[[ DATA IN THIS EXERCISE, beginning ]]
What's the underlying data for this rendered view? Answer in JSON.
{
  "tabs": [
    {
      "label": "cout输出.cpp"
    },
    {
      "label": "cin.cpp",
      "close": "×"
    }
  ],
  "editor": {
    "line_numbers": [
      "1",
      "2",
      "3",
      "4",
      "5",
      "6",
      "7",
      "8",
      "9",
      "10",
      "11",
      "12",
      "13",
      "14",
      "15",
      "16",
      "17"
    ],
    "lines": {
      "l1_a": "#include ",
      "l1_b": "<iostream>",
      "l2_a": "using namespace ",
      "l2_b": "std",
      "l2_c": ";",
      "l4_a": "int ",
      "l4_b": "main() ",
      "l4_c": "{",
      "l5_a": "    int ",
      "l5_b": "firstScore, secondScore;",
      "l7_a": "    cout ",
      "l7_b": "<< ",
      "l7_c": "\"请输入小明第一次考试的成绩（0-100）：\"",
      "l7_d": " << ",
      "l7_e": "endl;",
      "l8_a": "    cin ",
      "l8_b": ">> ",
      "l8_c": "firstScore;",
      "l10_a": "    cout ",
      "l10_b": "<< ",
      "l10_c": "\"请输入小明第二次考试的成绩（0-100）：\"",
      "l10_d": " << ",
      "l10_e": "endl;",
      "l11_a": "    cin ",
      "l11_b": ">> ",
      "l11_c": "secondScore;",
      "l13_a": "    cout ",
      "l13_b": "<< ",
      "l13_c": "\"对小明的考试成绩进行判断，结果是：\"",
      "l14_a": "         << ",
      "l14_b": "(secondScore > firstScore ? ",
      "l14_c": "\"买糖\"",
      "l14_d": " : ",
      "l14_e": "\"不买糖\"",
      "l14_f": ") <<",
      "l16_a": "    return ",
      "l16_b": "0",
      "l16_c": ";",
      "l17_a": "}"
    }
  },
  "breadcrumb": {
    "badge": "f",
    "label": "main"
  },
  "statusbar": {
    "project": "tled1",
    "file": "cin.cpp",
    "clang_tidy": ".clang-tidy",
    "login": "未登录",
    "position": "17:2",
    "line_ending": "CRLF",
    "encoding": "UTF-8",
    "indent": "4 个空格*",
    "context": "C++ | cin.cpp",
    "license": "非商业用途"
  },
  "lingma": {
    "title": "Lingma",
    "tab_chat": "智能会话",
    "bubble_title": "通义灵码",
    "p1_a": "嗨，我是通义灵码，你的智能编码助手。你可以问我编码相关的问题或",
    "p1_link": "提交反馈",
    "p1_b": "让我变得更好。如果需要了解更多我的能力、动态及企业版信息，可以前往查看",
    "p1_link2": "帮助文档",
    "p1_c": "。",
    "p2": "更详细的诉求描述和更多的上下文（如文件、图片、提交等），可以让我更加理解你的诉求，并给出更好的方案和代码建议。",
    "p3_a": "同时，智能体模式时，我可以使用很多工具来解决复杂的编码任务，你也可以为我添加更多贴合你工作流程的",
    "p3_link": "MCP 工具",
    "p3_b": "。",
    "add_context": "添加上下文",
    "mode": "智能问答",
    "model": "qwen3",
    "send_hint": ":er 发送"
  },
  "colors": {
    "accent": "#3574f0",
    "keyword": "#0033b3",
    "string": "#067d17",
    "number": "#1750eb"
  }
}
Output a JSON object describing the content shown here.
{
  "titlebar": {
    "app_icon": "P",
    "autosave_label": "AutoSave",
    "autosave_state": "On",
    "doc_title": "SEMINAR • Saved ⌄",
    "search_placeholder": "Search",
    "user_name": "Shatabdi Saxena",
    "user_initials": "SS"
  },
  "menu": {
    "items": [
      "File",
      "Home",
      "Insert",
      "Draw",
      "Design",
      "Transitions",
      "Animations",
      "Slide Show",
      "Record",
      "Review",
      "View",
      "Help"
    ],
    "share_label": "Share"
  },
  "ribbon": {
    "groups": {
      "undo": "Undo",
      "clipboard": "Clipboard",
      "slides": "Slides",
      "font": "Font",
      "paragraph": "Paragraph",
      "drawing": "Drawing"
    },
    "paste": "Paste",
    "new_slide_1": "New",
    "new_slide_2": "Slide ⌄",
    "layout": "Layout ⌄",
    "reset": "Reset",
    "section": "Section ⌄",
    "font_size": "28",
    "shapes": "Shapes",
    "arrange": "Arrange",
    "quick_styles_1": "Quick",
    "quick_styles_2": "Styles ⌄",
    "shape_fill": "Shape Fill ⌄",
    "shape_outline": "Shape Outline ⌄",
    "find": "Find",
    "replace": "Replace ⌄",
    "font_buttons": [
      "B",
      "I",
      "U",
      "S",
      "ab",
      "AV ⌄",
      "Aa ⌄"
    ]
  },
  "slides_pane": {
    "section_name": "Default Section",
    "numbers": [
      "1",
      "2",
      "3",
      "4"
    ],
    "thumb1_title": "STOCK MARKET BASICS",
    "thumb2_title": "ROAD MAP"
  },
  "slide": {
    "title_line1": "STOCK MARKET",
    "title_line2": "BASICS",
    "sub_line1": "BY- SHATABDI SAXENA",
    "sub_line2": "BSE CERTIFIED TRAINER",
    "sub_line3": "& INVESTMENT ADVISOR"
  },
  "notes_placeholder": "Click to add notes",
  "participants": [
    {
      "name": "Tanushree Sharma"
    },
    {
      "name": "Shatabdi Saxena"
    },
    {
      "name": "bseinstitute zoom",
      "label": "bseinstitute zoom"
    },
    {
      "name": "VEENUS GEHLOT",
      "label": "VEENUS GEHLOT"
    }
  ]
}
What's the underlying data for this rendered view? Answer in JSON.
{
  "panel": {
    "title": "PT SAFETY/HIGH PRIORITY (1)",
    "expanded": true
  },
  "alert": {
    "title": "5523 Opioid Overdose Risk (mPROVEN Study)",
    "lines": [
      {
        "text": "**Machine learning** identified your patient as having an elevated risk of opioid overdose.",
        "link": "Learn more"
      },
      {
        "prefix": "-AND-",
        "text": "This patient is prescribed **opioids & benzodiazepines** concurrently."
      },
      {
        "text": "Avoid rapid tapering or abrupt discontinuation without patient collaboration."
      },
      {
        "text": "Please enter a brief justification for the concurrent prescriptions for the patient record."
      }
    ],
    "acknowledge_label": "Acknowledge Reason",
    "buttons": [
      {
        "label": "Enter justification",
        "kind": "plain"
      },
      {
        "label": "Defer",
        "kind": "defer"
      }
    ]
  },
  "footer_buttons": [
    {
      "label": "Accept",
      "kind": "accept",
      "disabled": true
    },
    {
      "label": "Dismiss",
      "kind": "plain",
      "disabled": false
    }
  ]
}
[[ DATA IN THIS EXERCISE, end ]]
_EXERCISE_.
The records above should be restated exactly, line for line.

_EXERCISE RESULT_.
What's the underlying data for this rendered view? Answer in JSON.
{
  "tabs": [
    {
      "label": "cout输出.cpp"
    },
    {
      "label": "cin.cpp",
      "close": "×"
    }
  ],
  "editor": {
    "line_numbers": [
      "1",
      "2",
      "3",
      "4",
      "5",
      "6",
      "7",
      "8",
      "9",
      "10",
      "11",
      "12",
      "13",
      "14",
      "15",
      "16",
      "17"
    ],
    "lines": {
      "l1_a": "#include ",
      "l1_b": "<iostream>",
      "l2_a": "using namespace ",
      "l2_b": "std",
      "l2_c": ";",
      "l4_a": "int ",
      "l4_b": "main() ",
      "l4_c": "{",
      "l5_a": "    int ",
      "l5_b": "firstScore, secondScore;",
      "l7_a": "    cout ",
      "l7_b": "<< ",
      "l7_c": "\"请输入小明第一次考试的成绩（0-100）：\"",
      "l7_d": " << ",
      "l7_e": "endl;",
      "l8_a": "    cin ",
      "l8_b": ">> ",
      "l8_c": "firstScore;",
      "l10_a": "    cout ",
      "l10_b": "<< ",
      "l10_c": "\"请输入小明第二次考试的成绩（0-100）：\"",
      "l10_d": " << ",
      "l10_e": "endl;",
      "l11_a": "    cin ",
      "l11_b": ">> ",
      "l11_c": "secondScore;",
      "l13_a": "    cout ",
      "l13_b": "<< ",
      "l13_c": "\"对小明的考试成绩进行判断，结果是：\"",
      "l14_a": "         << ",
      "l14_b": "(secondScore > firstScore ? ",
      "l14_c": "\"买糖\"",
      "l14_d": " : ",
      "l14_e": "\"不买糖\"",
      "l14_f": ") <<",
      "l16_a": "    return ",
      "l16_b": "0",
      "l16_c": ";",
      "l17_a": "}"
    }
  },
  "breadcrumb": {
    "badge": "f",
    "label": "main"
  },
  "statusbar": {
    "project": "tled1",
    "file": "cin.cpp",
    "clang_tidy": ".clang-tidy",
    "login": "未登录",
    "position": "17:2",
    "line_ending": "CRLF",
    "encoding": "UTF-8",
    "indent": "4 个空格*",
    "context": "C++ | cin.cpp",
    "license": "非商业用途"
  },
  "lingma": {
    "title": "Lingma",
    "tab_chat": "智能会话",
    "bubble_title": "通义灵码",
    "p1_a": "嗨，我是通义灵码，你的智能编码助手。你可以问我编码相关的问题或",
    "p1_link": "提交反馈",
    "p1_b": "让我变得更好。如果需要了解更多我的能力、动态及企业版信息，可以前往查看",
    "p1_link2": "帮助文档",
    "p1_c": "。",
    "p2": "更详细的诉求描述和更多的上下文（如文件、图片、提交等），可以让我更加理解你的诉求，并给出更好的方案和代码建议。",
    "p3_a": "同时，智能体模式时，我可以使用很多工具来解决复杂的编码任务，你也可以为我添加更多贴合你工作流程的",
    "p3_link": "MCP 工具",
    "p3_b": "。",
    "add_context": "添加上下文",
    "mode": "智能问答",
    "model": "qwen3",
    "send_hint": ":er 发送"
  },
  "colors": {
    "accent": "#3574f0",
    "keyword": "#0033b3",
    "string": "#067d17",
    "number": "#1750eb"
  }
}
Output a JSON object describing the content shown here.
{
  "titlebar": {
    "app_icon": "P",
    "autosave_label": "AutoSave",
    "autosave_state": "On",
    "doc_title": "SEMINAR • Saved ⌄",
    "search_placeholder": "Search",
    "user_name": "Shatabdi Saxena",
    "user_initials": "SS"
  },
  "menu": {
    "items": [
      "File",
      "Home",
      "Insert",
      "Draw",
      "Design",
      "Transitions",
      "Animations",
      "Slide Show",
      "Record",
      "Review",
      "View",
      "Help"
    ],
    "share_label": "Share"
  },
  "ribbon": {
    "groups": {
      "undo": "Undo",
      "clipboard": "Clipboard",
      "slides": "Slides",
      "font": "Font",
      "paragraph": "Paragraph",
      "drawing": "Drawing"
    },
    "paste": "Paste",
    "new_slide_1": "New",
    "new_slide_2": "Slide ⌄",
    "layout": "Layout ⌄",
    "reset": "Reset",
    "section": "Section ⌄",
    "font_size": "28",
    "shapes": "Shapes",
    "arrange": "Arrange",
    "quick_styles_1": "Quick",
    "quick_styles_2": "Styles ⌄",
    "shape_fill": "Shape Fill ⌄",
    "shape_outline": "Shape Outline ⌄",
    "find": "Find",
    "replace": "Replace ⌄",
    "font_buttons": [
      "B",
      "I",
      "U",
      "S",
      "ab",
      "AV ⌄",
      "Aa ⌄"
    ]
  },
  "slides_pane": {
    "section_name": "Default Section",
    "numbers": [
      "1",
      "2",
      "3",
      "4"
    ],
    "thumb1_title": "STOCK MARKET BASICS",
    "thumb2_title": "ROAD MAP"
  },
  "slide": {
    "title_line1": "STOCK MARKET",
    "title_line2": "BASICS",
    "sub_line1": "BY- SHATABDI SAXENA",
    "sub_line2": "BSE CERTIFIED TRAINER",
    "sub_line3": "& INVESTMENT ADVISOR"
  },
  "notes_placeholder": "Click to add notes",
  "participants": [
    {
      "name": "Tanushree Sharma"
    },
    {
      "name": "Shatabdi Saxena"
    },
    {
      "name": "bseinstitute zoom",
      "label": "bseinstitute zoom"
    },
    {
      "name": "VEENUS GEHLOT",
      "label": "VEENUS GEHLOT"
    }
  ]
}
What's the underlying data for this rendered view? Answer in JSON.
{
  "panel": {
    "title": "PT SAFETY/HIGH PRIORITY (1)",
    "expanded": true
  },
  "alert": {
    "title": "5523 Opioid Overdose Risk (mPROVEN Study)",
    "lines": [
      {
        "text": "**Machine learning** identified your patient as having an elevated risk of opioid overdose.",
        "link": "Learn more"
      },
      {
        "prefix": "-AND-",
        "text": "This patient is prescribed **opioids & benzodiazepines** concurrently."
      },
      {
        "text": "Avoid rapid tapering or abrupt discontinuation without patient collaboration."
      },
      {
        "text": "Please enter a brief justification for the concurrent prescriptions for the patient record."
      }
    ],
    "acknowledge_label": "Acknowledge Reason",
    "buttons": [
      {
        "label": "Enter justification",
        "kind": "plain"
      },
      {
        "label": "Defer",
        "kind": "defer"
      }
    ]
  },
  "footer_buttons": [
    {
      "label": "Accept",
      "kind": "accept",
      "disabled": true
    },
    {
      "label": "Dismiss",
      "kind": "plain",
      "disabled": false
    }
  ]
}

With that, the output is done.